    The change in the propagation speed of a signal as it passes through the ionosphere.
  • L-band
    The group of radio frequencies extending from 1000 MHz to 2000 MHz. The GPS carrier frequencies (1227.6 MHz and 1575.42 MHz) are in the L band.
  • Meter
    a metric measure of length equal to 3.28 feet.
  • Multipath error
    Errors caused by the interference of a signal that has reached the receiver antenna by two or more different paths. Usually caused by one path being bounced or reflected.
  • Multi-channel receiver
    A GPS receiver that can simultaneously track more than one satellite signal.
  • Multiplexing channel
    A channel of a GPS receiver that can be sequenced through a number of satellite signals.
  • P-code
    The Precise code. A very long sequence of pseudo-random binary, biphase modulations on the GPS carrier at a chip rate of 10.23 MHz which repeats about every 267 days. Each one-week segment of this code is unique to one GPS satellite and is reset each week.
  • Precise Positioning Service (PPS)
    The most accurate dynamic positioning possible with standard GPS, based on the dual frequency P-code and no SA.
  • Pseudo random code
    A signal with random noise-like properties. It is a very complicated but repeating pattern of 1's and 0's.
  • Pseudorange
    A distance measurement based on the correlation of a satellite transmitted code and the local receiver's reference code, that has not been corrected for errors in synchronization between the transmitter's clock and the receiver's clock.
  • Satellite constellation
    The arrangement in space of a set of satellites.
  • Selective Availability (SA)
    A policy adopted by the Department of Defense to introduce some intentional clock noise into the GPS satellite signals thereby degrading their accuracy for civilian users.
  • Standard Positioning Service (SPS)
    The normal civilian positioning accuracy obtained by using the single frequency C/A code.
  • Static positioning
    Location determination when the receiver's antenna is presumed to be stationary on the earth. This allows the use of various averaging techniques that improve accuracy by factors of over 1,000.


  • GPS: A Guide to the Next Utility. 1993. Trimble Navigation Ltd., P.O. Box 3642, Sunnyvale, Calif. 94088-3642.
  • Differential GPS Explained. 1996. Trimble Navigation Ltd., P.O. Box 3642, Sunnyvale, Calif 94088-3642.

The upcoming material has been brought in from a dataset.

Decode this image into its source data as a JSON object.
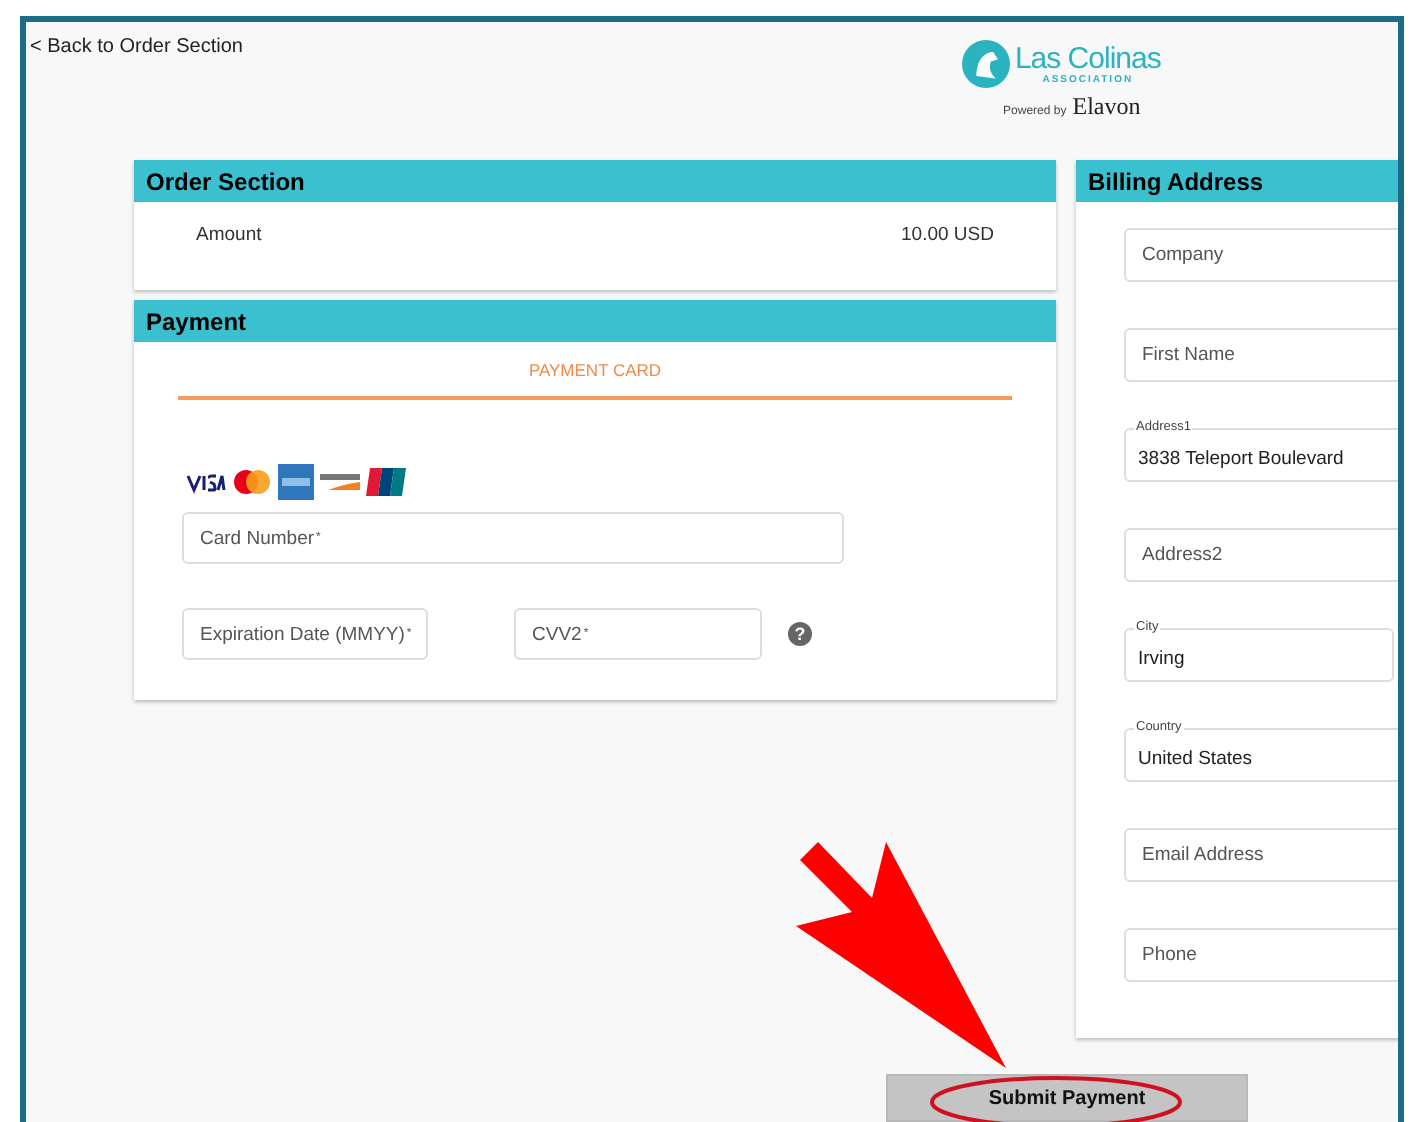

  • The Precision-Farming Guide for Agriculturalists. 1997. John Deere Publishing , Dept. 374, John Deere Road, Moline, Ill. 61265-8098. 800-522-7448.
  • The State of Site-Specific Management or Agriculture. 1997. Published by: the American Society of Agronomy, Inc.; the Crop Science Society of American, Inc.; and the Soil Science Society of American, Inc.
  • Target Farming: A Practical Guide to Precision Farming Concepts and Technology. 1996. Written and published by Ron Johnson, A.Sc.T., 511 Haslam Cres., Saskatoon, Sask S7S 1E7 Canada, Phone and Fax: 306-665-1610